* _TRY IT_: Filter the entries below, keeping only lines with "style".

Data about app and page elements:
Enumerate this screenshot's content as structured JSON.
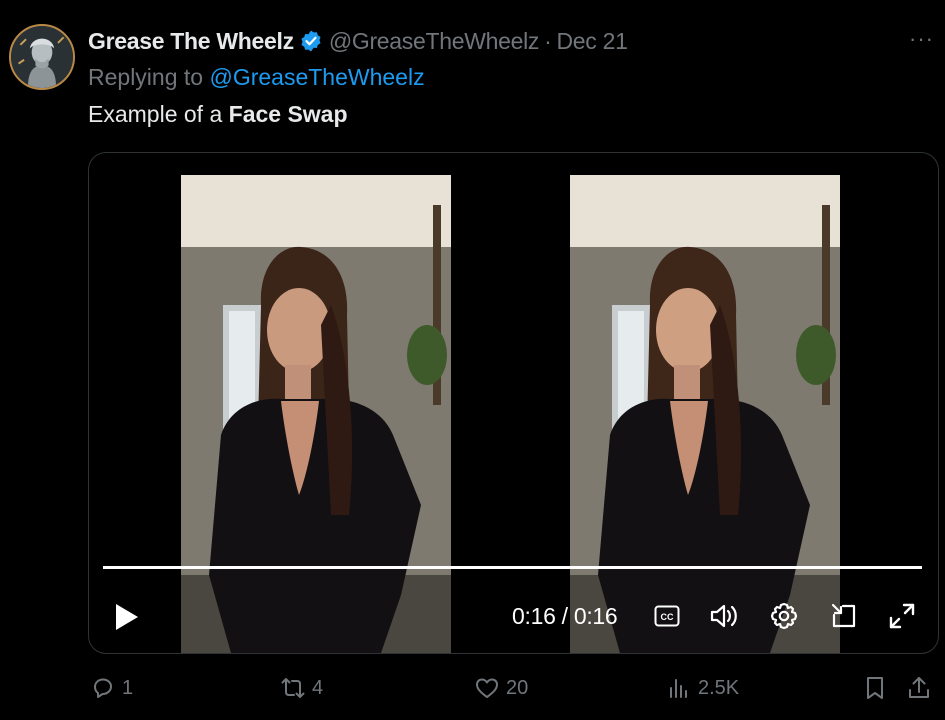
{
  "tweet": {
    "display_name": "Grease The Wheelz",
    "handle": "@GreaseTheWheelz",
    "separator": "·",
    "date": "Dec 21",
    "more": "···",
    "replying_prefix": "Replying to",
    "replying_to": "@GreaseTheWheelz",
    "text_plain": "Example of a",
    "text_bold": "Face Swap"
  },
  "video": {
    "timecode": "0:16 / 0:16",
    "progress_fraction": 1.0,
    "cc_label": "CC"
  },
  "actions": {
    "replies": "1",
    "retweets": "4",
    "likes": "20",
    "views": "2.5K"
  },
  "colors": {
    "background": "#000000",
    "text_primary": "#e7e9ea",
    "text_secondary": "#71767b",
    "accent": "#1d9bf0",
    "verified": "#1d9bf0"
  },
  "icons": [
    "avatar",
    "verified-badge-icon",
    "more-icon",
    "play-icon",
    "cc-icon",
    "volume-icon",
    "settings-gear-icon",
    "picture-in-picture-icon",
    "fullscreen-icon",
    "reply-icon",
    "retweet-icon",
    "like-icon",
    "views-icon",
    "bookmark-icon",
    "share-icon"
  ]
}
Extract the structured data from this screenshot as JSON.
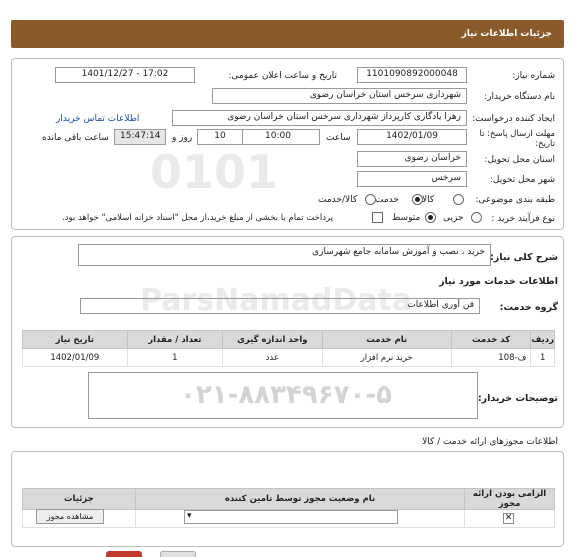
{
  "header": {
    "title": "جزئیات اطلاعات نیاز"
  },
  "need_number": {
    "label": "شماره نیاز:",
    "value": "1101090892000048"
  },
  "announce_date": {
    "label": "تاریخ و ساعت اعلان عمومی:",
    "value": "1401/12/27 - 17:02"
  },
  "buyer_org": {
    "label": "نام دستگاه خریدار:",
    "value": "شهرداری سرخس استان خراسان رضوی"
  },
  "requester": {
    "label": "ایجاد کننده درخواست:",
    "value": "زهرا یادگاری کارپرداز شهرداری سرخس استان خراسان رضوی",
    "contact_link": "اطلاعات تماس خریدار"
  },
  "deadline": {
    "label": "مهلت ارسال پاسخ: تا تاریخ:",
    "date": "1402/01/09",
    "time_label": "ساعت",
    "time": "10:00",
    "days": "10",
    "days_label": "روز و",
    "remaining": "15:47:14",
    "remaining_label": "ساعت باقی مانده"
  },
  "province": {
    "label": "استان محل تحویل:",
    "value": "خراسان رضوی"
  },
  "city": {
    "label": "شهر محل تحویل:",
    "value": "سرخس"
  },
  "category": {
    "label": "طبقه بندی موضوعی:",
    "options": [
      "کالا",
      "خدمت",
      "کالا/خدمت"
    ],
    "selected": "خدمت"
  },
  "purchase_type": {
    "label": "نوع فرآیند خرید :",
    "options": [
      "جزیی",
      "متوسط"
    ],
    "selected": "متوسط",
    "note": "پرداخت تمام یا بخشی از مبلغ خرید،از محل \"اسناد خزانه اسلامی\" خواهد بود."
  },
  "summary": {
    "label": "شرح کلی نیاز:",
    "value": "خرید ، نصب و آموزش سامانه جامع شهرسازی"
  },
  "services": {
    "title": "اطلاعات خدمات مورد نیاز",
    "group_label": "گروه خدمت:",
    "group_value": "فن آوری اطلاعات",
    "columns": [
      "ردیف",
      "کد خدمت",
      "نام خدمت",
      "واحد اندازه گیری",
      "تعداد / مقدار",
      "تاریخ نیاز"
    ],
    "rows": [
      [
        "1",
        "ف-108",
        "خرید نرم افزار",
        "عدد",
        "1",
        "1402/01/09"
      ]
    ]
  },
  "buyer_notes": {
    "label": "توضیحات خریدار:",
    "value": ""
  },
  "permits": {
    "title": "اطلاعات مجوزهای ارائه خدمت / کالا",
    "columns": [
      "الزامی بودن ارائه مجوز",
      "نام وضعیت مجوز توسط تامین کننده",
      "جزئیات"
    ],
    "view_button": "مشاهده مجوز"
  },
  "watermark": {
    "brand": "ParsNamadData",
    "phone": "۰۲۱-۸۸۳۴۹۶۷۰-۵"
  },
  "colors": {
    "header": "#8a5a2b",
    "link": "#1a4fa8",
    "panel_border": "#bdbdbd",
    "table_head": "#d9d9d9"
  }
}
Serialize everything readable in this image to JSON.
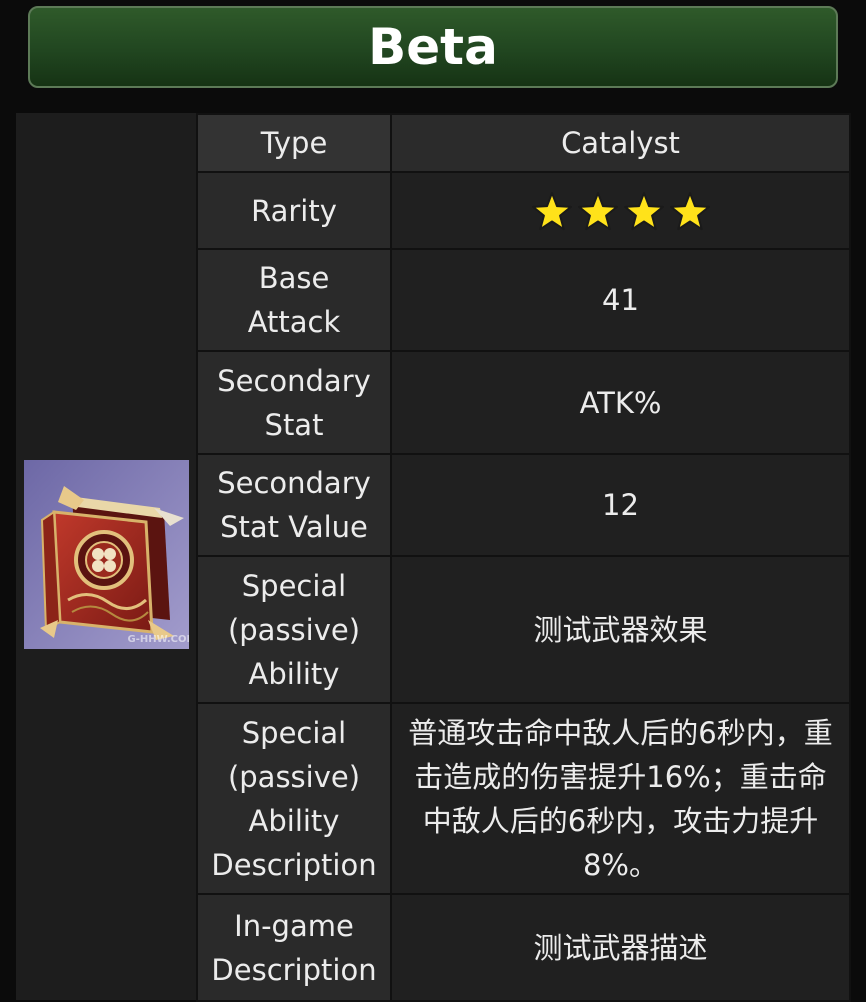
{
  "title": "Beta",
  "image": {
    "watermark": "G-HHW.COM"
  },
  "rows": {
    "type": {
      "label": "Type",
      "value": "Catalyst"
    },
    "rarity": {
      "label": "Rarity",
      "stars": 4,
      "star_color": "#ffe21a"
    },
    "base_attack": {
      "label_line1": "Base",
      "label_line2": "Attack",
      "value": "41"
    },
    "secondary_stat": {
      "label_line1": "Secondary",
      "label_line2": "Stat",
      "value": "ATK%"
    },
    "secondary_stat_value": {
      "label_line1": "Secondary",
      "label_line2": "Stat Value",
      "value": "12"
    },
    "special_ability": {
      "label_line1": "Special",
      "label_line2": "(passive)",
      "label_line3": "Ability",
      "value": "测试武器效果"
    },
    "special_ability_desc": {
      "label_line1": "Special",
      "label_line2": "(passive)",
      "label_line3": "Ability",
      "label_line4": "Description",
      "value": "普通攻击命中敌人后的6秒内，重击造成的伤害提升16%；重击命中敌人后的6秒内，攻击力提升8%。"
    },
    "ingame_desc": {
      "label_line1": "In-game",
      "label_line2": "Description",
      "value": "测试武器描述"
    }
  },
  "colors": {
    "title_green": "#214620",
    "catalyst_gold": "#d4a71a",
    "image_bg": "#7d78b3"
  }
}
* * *
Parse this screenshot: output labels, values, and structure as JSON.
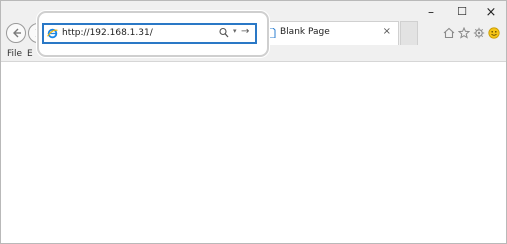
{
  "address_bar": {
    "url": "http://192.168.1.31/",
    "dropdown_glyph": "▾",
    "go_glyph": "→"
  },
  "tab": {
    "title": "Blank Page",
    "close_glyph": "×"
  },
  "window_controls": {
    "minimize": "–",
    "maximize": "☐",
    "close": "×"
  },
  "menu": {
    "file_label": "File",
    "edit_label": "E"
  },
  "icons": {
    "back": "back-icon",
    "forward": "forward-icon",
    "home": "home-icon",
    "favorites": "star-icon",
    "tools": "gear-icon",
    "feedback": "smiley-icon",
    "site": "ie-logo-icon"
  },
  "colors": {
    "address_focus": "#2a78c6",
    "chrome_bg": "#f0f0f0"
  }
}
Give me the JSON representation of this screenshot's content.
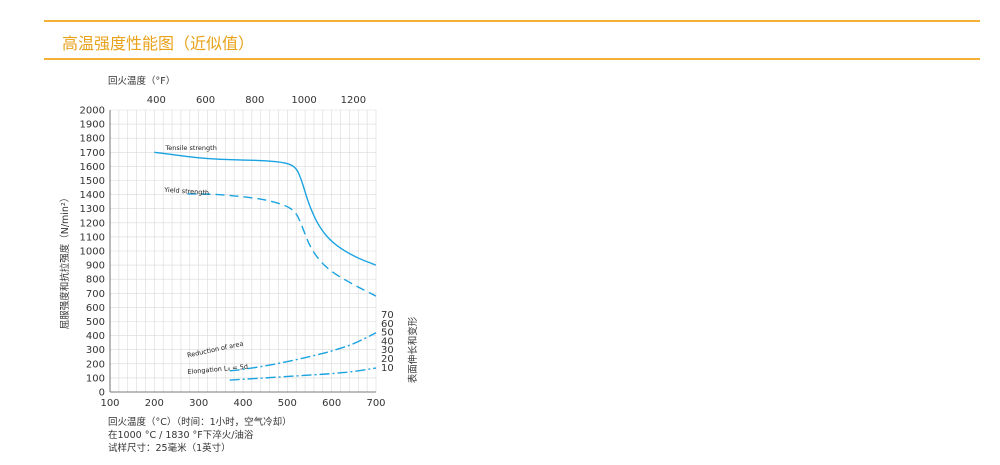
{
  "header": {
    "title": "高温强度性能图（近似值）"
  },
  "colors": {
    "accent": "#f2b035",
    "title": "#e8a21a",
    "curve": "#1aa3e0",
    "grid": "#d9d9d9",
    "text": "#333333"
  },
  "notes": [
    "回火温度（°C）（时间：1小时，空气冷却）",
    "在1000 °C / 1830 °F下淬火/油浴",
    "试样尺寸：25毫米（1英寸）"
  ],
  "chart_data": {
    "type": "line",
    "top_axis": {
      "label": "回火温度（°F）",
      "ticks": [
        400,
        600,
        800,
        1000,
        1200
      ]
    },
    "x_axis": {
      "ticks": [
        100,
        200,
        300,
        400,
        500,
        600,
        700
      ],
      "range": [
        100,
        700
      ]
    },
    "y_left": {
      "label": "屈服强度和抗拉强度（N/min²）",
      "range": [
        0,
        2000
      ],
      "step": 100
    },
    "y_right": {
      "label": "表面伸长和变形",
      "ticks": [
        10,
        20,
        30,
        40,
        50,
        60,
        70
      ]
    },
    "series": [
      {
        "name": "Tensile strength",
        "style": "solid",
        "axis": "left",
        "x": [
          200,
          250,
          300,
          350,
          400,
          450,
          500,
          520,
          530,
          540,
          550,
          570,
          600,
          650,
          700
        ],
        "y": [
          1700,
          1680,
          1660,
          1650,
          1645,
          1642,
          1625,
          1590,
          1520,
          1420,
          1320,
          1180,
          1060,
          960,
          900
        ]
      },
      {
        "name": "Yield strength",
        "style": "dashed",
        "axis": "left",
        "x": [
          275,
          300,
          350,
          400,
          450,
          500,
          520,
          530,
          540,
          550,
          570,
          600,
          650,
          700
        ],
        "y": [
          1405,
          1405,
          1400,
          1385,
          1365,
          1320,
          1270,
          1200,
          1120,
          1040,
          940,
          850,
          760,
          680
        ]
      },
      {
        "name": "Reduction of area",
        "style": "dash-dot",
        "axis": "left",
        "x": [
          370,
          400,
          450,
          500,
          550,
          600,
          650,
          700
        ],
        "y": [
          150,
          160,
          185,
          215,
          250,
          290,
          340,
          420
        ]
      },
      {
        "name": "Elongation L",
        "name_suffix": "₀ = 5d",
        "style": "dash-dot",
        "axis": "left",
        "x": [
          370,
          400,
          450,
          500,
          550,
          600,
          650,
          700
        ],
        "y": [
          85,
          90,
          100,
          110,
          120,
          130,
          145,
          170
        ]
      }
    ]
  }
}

* _ANSWER AREA_:
        "style": "solid",
        "style": "dashed",
        "style": "dash-dot",
        "style": "dash-dot",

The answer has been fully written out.